DOI:https://doi.org/10.1029/2018JG004712
ISSN:2169-8953
ISSN:2169-8961
Parent title (English):Journal of geophysical research : Biogeosciences
Subtitle (English):ramifications for future climate change
Publisher:American Geophysical Union
Place of publication:Washington
Document type:Article
Language:English
Date of first publication:2019/06/22
Year of completion:2019
Release date:2021/01/12
Tag:Alaska; FT-ICR MS; carbon; microbes; permafrost; yedoma
Volume:124
Issue:7
Page number:18
First page:2021
Last Page:2038
Funder:NSFNational Science Foundation (NSF) [DMR-1157490, ARC-1304823, University; University of Alaska Fairbanks (UAF) Graduate School; UAF Center for Global Change Student Research Grant; UAF Center for Global Change; STAR Fellowship Assistance agreement - U.S. Environmental Protection Agency (EPA) [FP-91762901-0]; NASA ABoVE [NNX15AU49A]; Helmholtz Young Investigators Group [VH-NG919]; NCBI under the Bioproject [PRJNA432510]
Organizational units:Mathematisch-Naturwissenschaftliche Fakultät / Institut für Biochemie und Biologie

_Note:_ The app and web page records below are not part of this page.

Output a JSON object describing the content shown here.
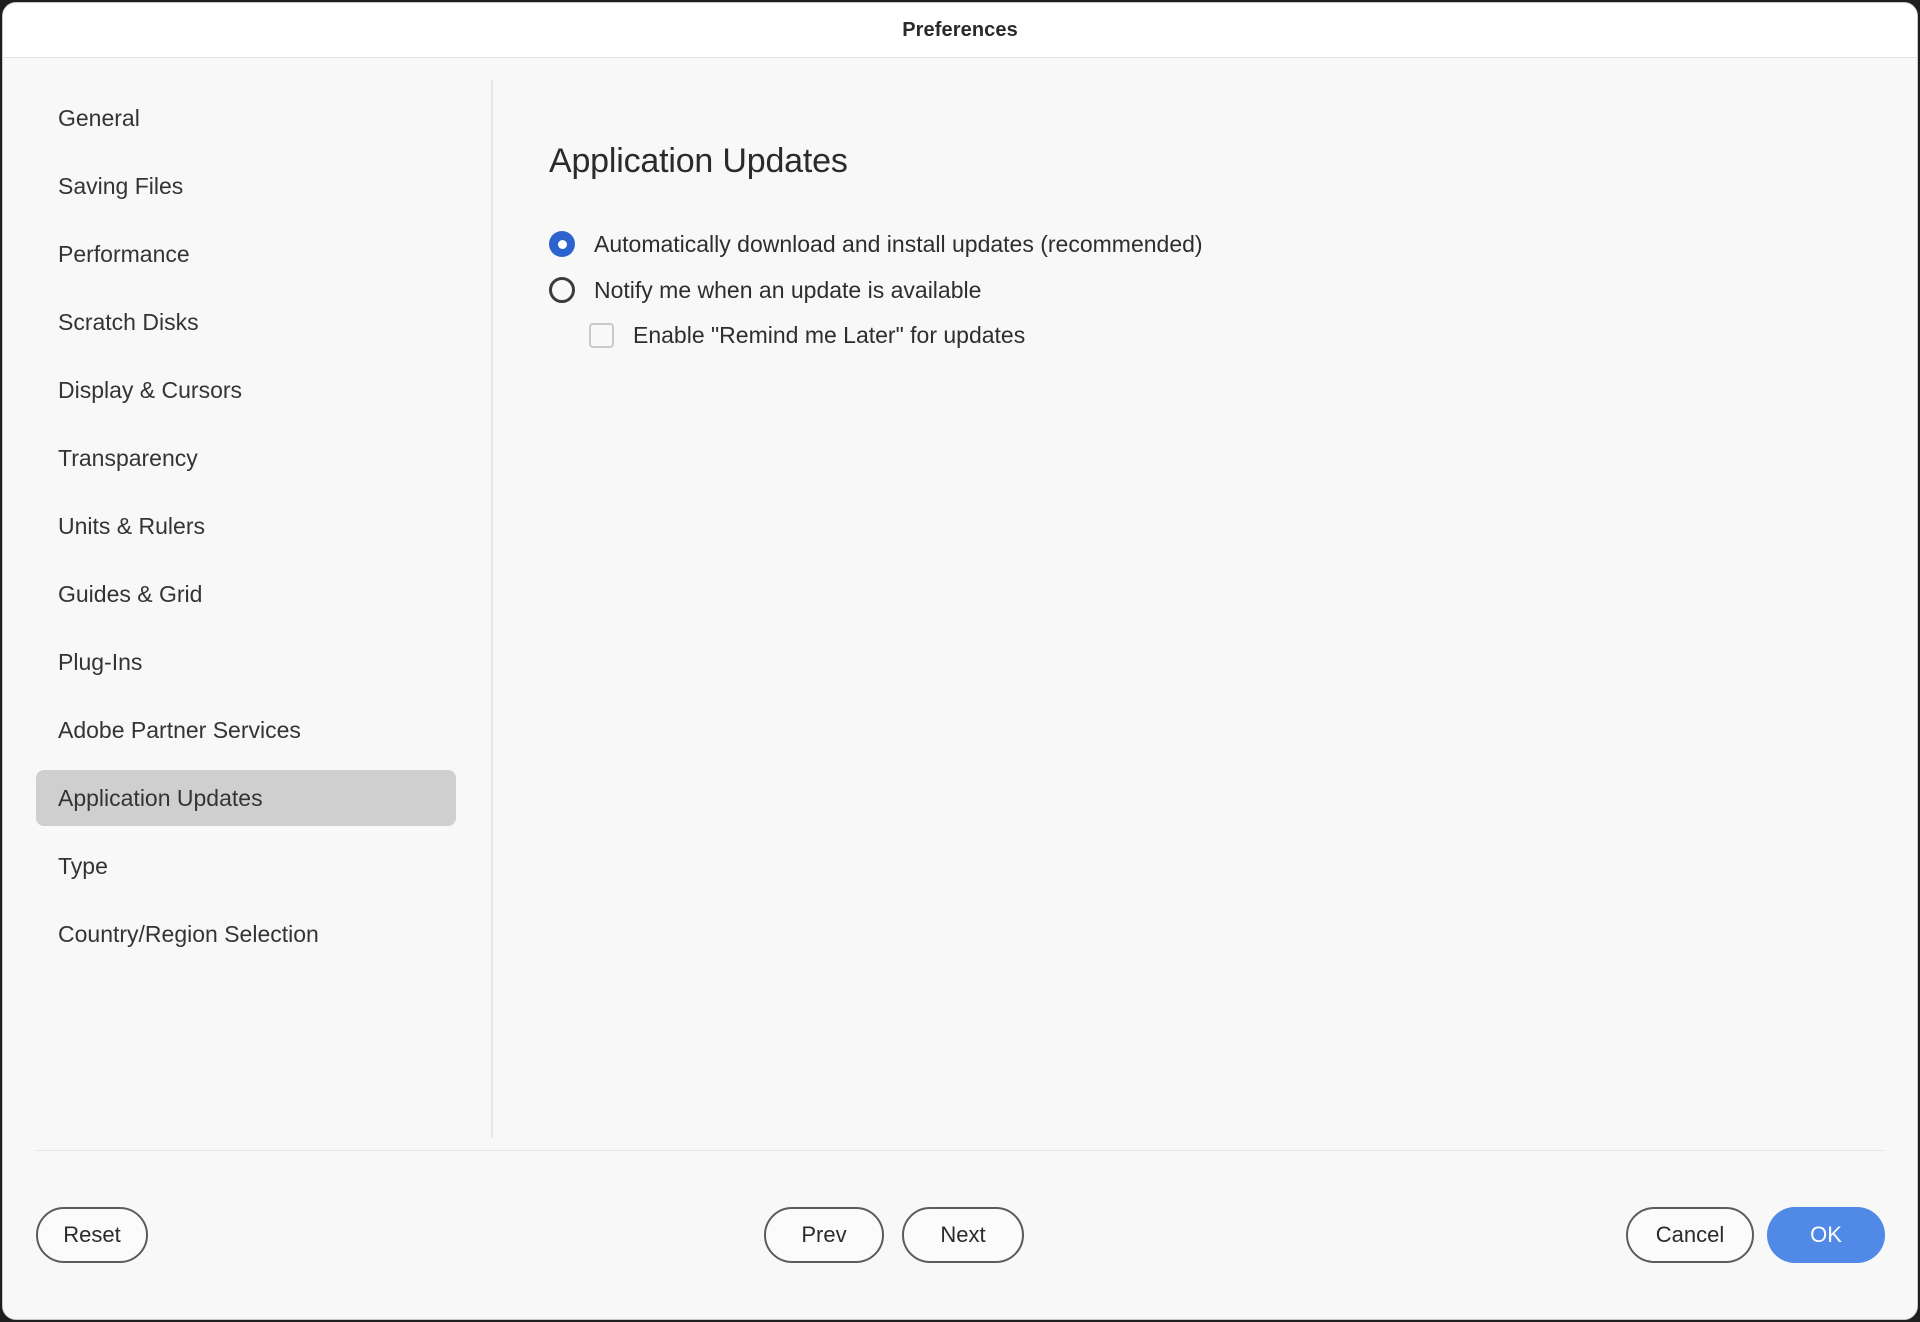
{
  "window": {
    "title": "Preferences"
  },
  "sidebar": {
    "items": [
      {
        "label": "General",
        "selected": false
      },
      {
        "label": "Saving Files",
        "selected": false
      },
      {
        "label": "Performance",
        "selected": false
      },
      {
        "label": "Scratch Disks",
        "selected": false
      },
      {
        "label": "Display & Cursors",
        "selected": false
      },
      {
        "label": "Transparency",
        "selected": false
      },
      {
        "label": "Units & Rulers",
        "selected": false
      },
      {
        "label": "Guides & Grid",
        "selected": false
      },
      {
        "label": "Plug-Ins",
        "selected": false
      },
      {
        "label": "Adobe Partner Services",
        "selected": false
      },
      {
        "label": "Application Updates",
        "selected": true
      },
      {
        "label": "Type",
        "selected": false
      },
      {
        "label": "Country/Region Selection",
        "selected": false
      }
    ]
  },
  "content": {
    "title": "Application Updates",
    "options": [
      {
        "type": "radio",
        "label": "Automatically download and install updates (recommended)",
        "checked": true
      },
      {
        "type": "radio",
        "label": "Notify me when an update is available",
        "checked": false
      },
      {
        "type": "checkbox",
        "label": "Enable \"Remind me Later\" for updates",
        "checked": false
      }
    ]
  },
  "footer": {
    "reset_label": "Reset",
    "prev_label": "Prev",
    "next_label": "Next",
    "cancel_label": "Cancel",
    "ok_label": "OK"
  },
  "colors": {
    "accent_primary": "#5089e6",
    "radio_selected": "#2c63cf",
    "sidebar_selected_bg": "#cfcfcf",
    "window_bg": "#f8f8f8",
    "titlebar_bg": "#ffffff"
  }
}
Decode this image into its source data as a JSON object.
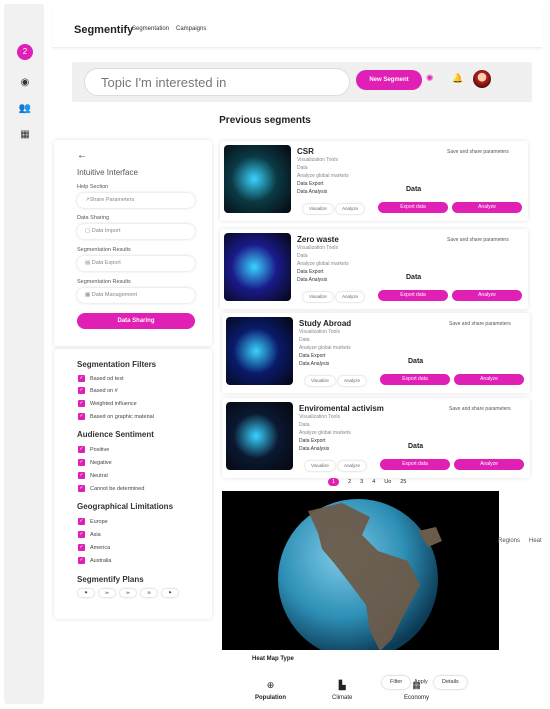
{
  "app": {
    "brand": "Segmentify",
    "nav": [
      "Segmentation",
      "Campaigns"
    ]
  },
  "rail": {
    "avatar_label": "2",
    "icons": [
      "eye-icon",
      "users-icon",
      "calendar-icon"
    ]
  },
  "header": {
    "search_placeholder": "Topic I'm interested in",
    "new_segment": "New Segment"
  },
  "section_title": "Previous segments",
  "left_panel": {
    "title": "Intuitive Interface",
    "fields": [
      {
        "label": "Help Section",
        "value": "Share Parameters",
        "icon": "share"
      },
      {
        "label": "Data Sharing",
        "value": "Data Import",
        "icon": "doc"
      },
      {
        "label": "Segmentation Results",
        "value": "Data Export",
        "icon": "export"
      },
      {
        "label": "Segmentation Results",
        "value": "Data Management",
        "icon": "grid"
      }
    ],
    "button": "Data Sharing"
  },
  "filters": {
    "groups": [
      {
        "title": "Segmentation Filters",
        "items": [
          "Based od text",
          "Based on #",
          "Weighted influence",
          "Based on graphic material"
        ]
      },
      {
        "title": "Audience Sentiment",
        "items": [
          "Positive",
          "Negative",
          "Neutral",
          "Cannot be determined"
        ]
      },
      {
        "title": "Geographical Limitations",
        "items": [
          "Europe",
          "Asia",
          "America",
          "Australia"
        ]
      }
    ],
    "plans_title": "Segmentify Plans"
  },
  "segments": [
    {
      "name": "CSR",
      "tools": "Visualization Tools",
      "data": "Data",
      "analyze": "Analyze global markets",
      "export": "Data Export",
      "analysis": "Data Analysis",
      "save": "Save and share parameters",
      "data_title": "Data",
      "visualize": "Visualize",
      "analyze_small": "Analyze",
      "export_btn": "Export data",
      "analyze_btn": "Analyze",
      "thumb": "#0b3a44"
    },
    {
      "name": "Zero waste",
      "tools": "Visualization Tools",
      "data": "Data",
      "analyze": "Analyze global markets",
      "export": "Data Export",
      "analysis": "Data Analysis",
      "save": "Save and share parameters",
      "data_title": "Data",
      "visualize": "Visualize",
      "analyze_small": "Analyze",
      "export_btn": "Export data",
      "analyze_btn": "Analyze",
      "thumb": "#1a1a8a"
    },
    {
      "name": "Study Abroad",
      "tools": "Visualization Tools",
      "data": "Data",
      "analyze": "Analyze global markets",
      "export": "Data Export",
      "analysis": "Data Analysis",
      "save": "Save and share parameters",
      "data_title": "Data",
      "visualize": "Visualize",
      "analyze_small": "Analyze",
      "export_btn": "Export data",
      "analyze_btn": "Analyze",
      "thumb": "#0a1a6a"
    },
    {
      "name": "Enviromental activism",
      "tools": "Visualization Tools",
      "data": "Data",
      "analyze": "Analyze global markets",
      "export": "Data Export",
      "analysis": "Data Analysis",
      "save": "Save and share parameters",
      "data_title": "Data",
      "visualize": "Visualize",
      "analyze_small": "Analyze",
      "export_btn": "Export data",
      "analyze_btn": "Analyze",
      "thumb": "#0a1830"
    }
  ],
  "pager": [
    "1",
    "2",
    "3",
    "4",
    "Uo",
    "25"
  ],
  "map_side": {
    "regions": "Regions",
    "heat": "Heat"
  },
  "map": {
    "label": "Heat Map Type"
  },
  "bottom_nav": {
    "population": "Population",
    "climate": "Climate",
    "economy": "Economy"
  },
  "bottom_buttons": {
    "filter": "Filter",
    "apply": "Apply",
    "details": "Details"
  },
  "colors": {
    "accent": "#e01fb4"
  }
}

DDC classification:5 Naturwissenschaften und Mathematik / 57 Biowissenschaften; Biologie / 570 Biowissenschaften; Biologie
Peer review:Referiert